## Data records
- Opening Delimiter -
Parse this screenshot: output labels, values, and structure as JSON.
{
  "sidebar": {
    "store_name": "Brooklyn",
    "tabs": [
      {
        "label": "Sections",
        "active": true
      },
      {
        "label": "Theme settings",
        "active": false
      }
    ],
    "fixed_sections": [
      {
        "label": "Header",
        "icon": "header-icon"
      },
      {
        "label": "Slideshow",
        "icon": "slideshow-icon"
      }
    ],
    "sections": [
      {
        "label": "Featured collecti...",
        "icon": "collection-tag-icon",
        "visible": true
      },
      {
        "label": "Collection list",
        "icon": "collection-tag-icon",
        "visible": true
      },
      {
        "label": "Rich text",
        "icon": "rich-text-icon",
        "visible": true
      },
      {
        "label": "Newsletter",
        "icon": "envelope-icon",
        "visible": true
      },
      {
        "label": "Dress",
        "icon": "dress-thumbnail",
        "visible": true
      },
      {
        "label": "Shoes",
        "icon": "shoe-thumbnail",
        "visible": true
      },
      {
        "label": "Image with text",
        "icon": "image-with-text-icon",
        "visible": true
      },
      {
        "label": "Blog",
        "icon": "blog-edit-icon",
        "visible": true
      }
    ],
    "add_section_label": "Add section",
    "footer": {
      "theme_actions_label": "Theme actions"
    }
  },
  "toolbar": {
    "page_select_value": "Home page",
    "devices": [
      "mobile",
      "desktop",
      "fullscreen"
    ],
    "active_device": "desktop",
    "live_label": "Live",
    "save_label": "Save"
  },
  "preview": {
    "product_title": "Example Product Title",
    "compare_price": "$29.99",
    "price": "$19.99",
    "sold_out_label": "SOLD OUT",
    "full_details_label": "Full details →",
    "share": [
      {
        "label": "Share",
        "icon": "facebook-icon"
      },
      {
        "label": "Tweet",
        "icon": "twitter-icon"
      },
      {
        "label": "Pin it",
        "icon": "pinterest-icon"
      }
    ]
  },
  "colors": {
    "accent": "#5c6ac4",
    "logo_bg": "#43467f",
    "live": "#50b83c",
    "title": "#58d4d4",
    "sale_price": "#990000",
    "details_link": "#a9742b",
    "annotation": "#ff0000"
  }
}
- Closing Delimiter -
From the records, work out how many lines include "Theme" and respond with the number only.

## Answer to the problem
2